**WHAT TO DO**
Across all the records below, count the lines that hold "setting". State only that figure.

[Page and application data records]
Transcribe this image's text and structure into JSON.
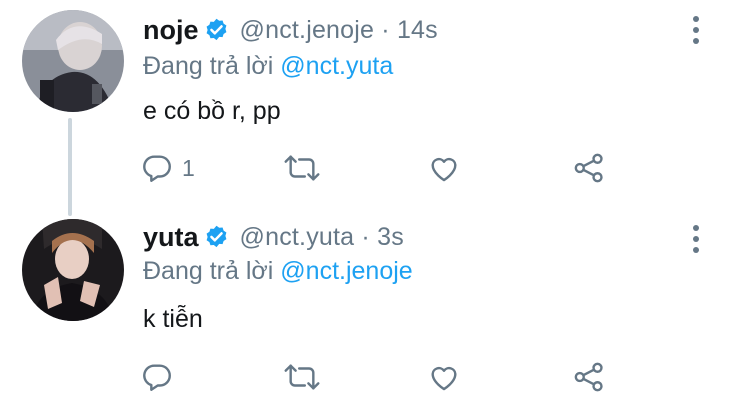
{
  "colors": {
    "accent": "#1da1f2",
    "muted": "#657786",
    "text": "#14171a",
    "thread_line": "#ccd6dd"
  },
  "tweets": [
    {
      "display_name": "noje",
      "handle": "@nct.jenoje",
      "time": "14s",
      "replying_prefix": "Đang trả lời",
      "replying_to": "@nct.yuta",
      "text": "e có bồ r, pp",
      "reply_count": "1",
      "icons": [
        "verified-badge-icon",
        "more-vertical-icon",
        "reply-icon",
        "retweet-icon",
        "like-icon",
        "share-icon"
      ]
    },
    {
      "display_name": "yuta",
      "handle": "@nct.yuta",
      "time": "3s",
      "replying_prefix": "Đang trả lời",
      "replying_to": "@nct.jenoje",
      "text": "k tiễn",
      "reply_count": "",
      "icons": [
        "verified-badge-icon",
        "more-vertical-icon",
        "reply-icon",
        "retweet-icon",
        "like-icon",
        "share-icon"
      ]
    }
  ]
}
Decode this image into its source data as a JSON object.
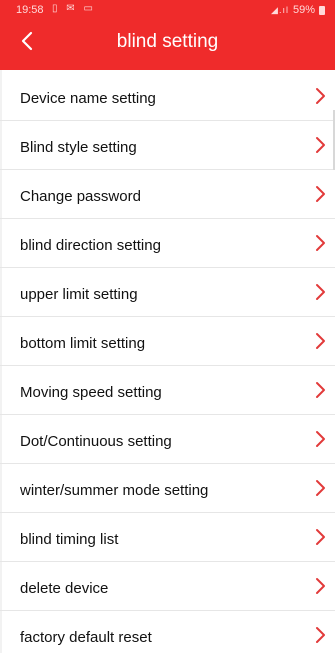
{
  "status_bar": {
    "time": "19:58",
    "left_icons": "▯ ✉ ▭",
    "signal": "◢.ıl",
    "battery_percent": "59%"
  },
  "header": {
    "title": "blind setting",
    "back_icon": "chevron-left-icon"
  },
  "colors": {
    "header_bg": "#ef2b2b",
    "chevron": "#e23a3a",
    "text": "#111111",
    "divider": "#e6e6e6"
  },
  "menu": {
    "items": [
      {
        "label": "Device name setting"
      },
      {
        "label": "Blind style setting"
      },
      {
        "label": "Change password"
      },
      {
        "label": "blind direction setting"
      },
      {
        "label": "upper limit setting"
      },
      {
        "label": "bottom limit setting"
      },
      {
        "label": "Moving speed setting"
      },
      {
        "label": "Dot/Continuous setting"
      },
      {
        "label": "winter/summer mode setting"
      },
      {
        "label": "blind timing list"
      },
      {
        "label": "delete device"
      },
      {
        "label": "factory default reset"
      }
    ]
  }
}
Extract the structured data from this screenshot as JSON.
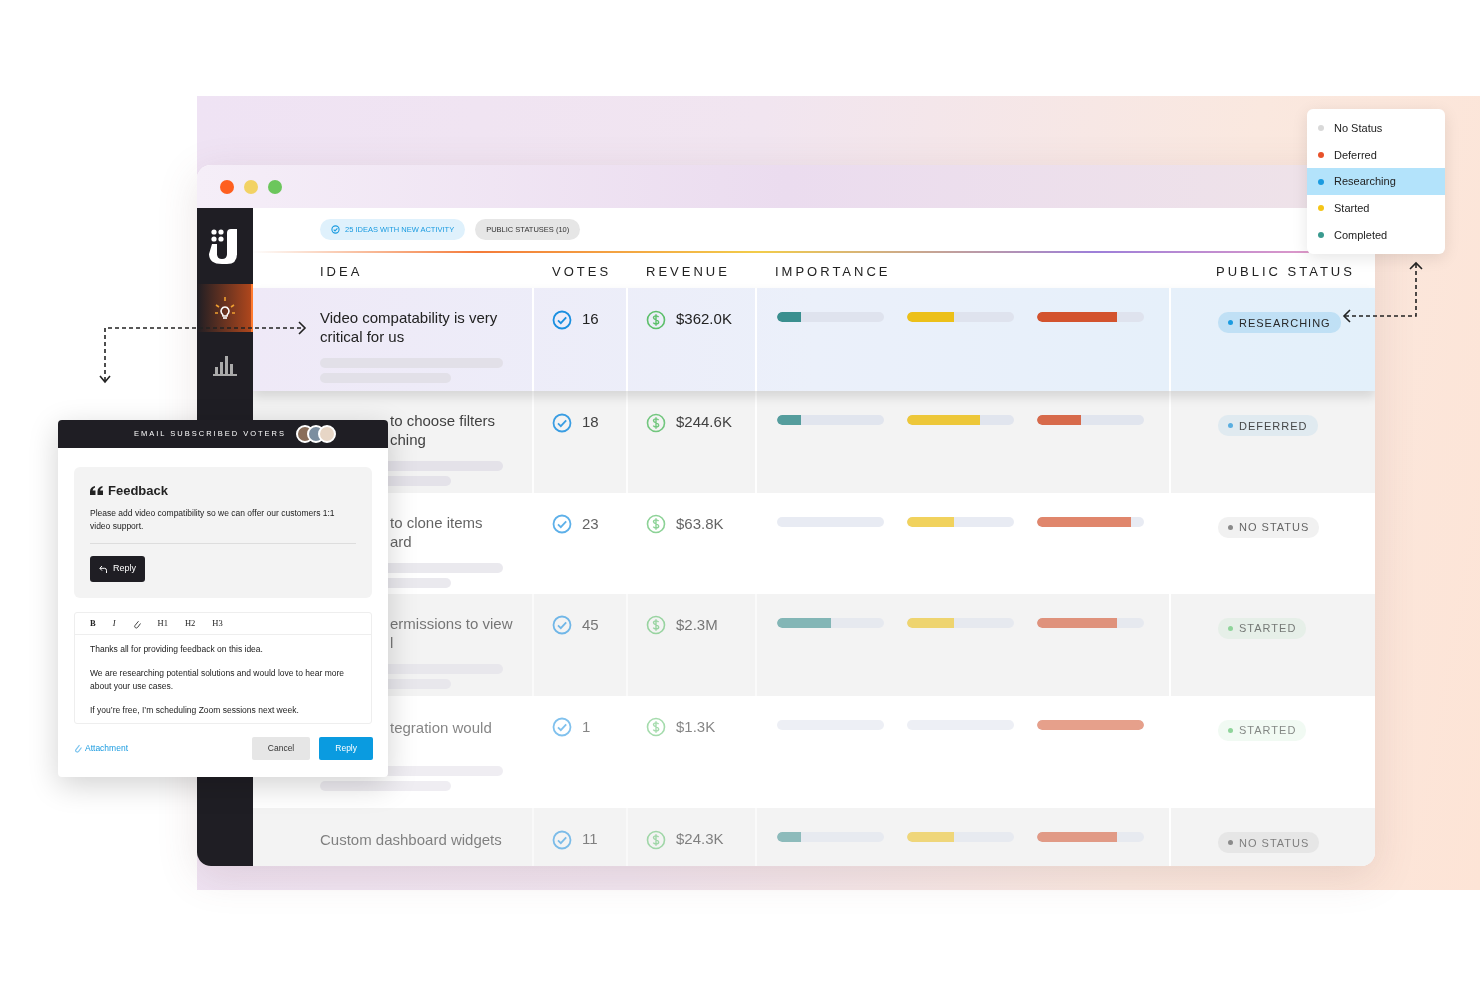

**YOUR RESPONSE**
9